In a news conference leading up to the game, the ever-so-realistic Carril, who was never shy about creating a laugh for his audience, said. “I think we’re a billion-to-one to win the whole tournament. To beat Georgetown, we’re only 450 million-to-one.”
ESPN analyst Dick Vitale concurred with his good friend Carril. In a studio segment in Bristol, Connecticut, leading up to the game, Vitale made a promise: “I’ll tell you what, I’m supposed to go home for the weekend. If Princeton can beat Georgetown, I am going to hitchhike to Providence, which isn’t that far from here. I’m gonna be their ball boy on their next game. And then I’m gonna change into a Princeton cheerleading uniform and I’m gonna lead all the cheers.”
As far-fetched as it was, the Tigers actually led at the half 29-21 and used their patient offense to frustrate a star-laden Hoyas team featuring Alonzo Mourning and coached by John Thompson. Despite mismatches at nearly every position — not to mention a Georgetown rebounding advantage of 32-13, led by Mourning’s 13 — the Tigers battled to the end as an anxious Carril huffed and puffed from the bench.
“They kind of lulled us to sleep with the backdoor cuts and running the shot clock down,” Mourning said after the game. “As soon as we slipped up defensively, they took advantage.”
Several more close calls followed in the tournament for the New Jersey school known more for producing Rhodes Scholars and Pulitzer Prize winners than athletes. In 1990, as a No. 13 seed against No. 4 Arkansas, the Razorbacks outlasted Carril’s Tigers 68-64.
Losses to Villanova and Syracuse by a combined 10 points followed the next two seasons as the Tigers continued to dominate the Ivy League only to come up short in the NCAA tournament. But Carril’s program finally broke through with a March Madness game for the ages in 1996.
After winning the Ivy title in a one-game tiebreaker, defeating Penn 63-56 in overtime, Carril told his team he was going to step down after the NCAA tournament. After the victory over the Quakers, in fact, he wrote on a whiteboard in the locker room: “I’m retiring. I’m very happy.”
A week later, facing the defending national champion, UCLA, Princeton, again a No. 13 seed, upset the No. 4 Bruins 43-41 in Indianapolis.
“We just knocked off a giant,” Carril said in the postgame interview, letting out a great laugh.
Former UCLA coach Steve Lavin, who was an assistant on the 1996 staff, agreed. “It was,” he said, “one of the most memorable games in NCAA history.”
Indeed, the push and pull of a nail-biting NCAA tournament game proved to be the perfect stage for a frazzled Carril on the bench, whose white hair stood up in all directions as the Tigers hung on for a classic first-round shocker that truly defines the essence of March Madness.
“I believe that in defining greatness in coaches u must determine if they get maximum out of their TEAM personnel,” Vitale tweeted on Monday. “PETE CARRIL is a prime example of a brilliant coaching mind that got max out of his talent.

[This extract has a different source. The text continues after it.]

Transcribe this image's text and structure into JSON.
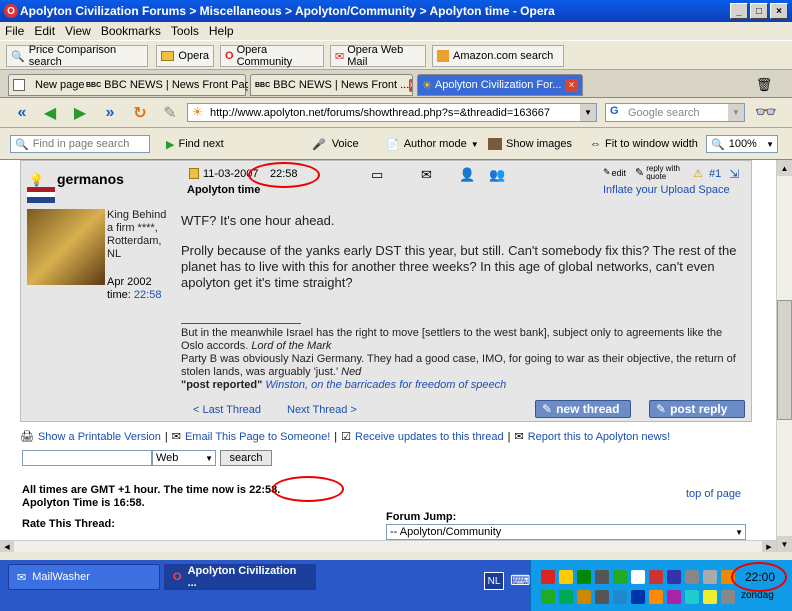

May Coach RIP !”
Carill, who also coached one season at Lehigh, finished his collegiate career with a 525-273 mark, including 514 victories at Princeton. In 1997, a year after the victory over the Bruins, he was inducted into the National Collegiate Basketball Hall of Fame as well as the Naismith Basketball Hall of Fame.
“Let me just say that no one ever starts out wanting to be a Hall of Fame coach or a Hall of Fame doctor or a Hall of Fame anything,” Carill said in his Naismith induction speech in Springfield, Massachusetts. “No one ever starts out that way. There are a lot of forces at work, and you don’t know where you’re going to end up, and you don’t know why it happens.
“Princeton was always half-decent in basketball. But we’re a national school now, basketball wise. And I don’t think that anything’s going to happen to change that.”
Carril moved on to a career as an assistant coach in the NBA, serving three different stints with the Sacramento Kings before retiring in 2011.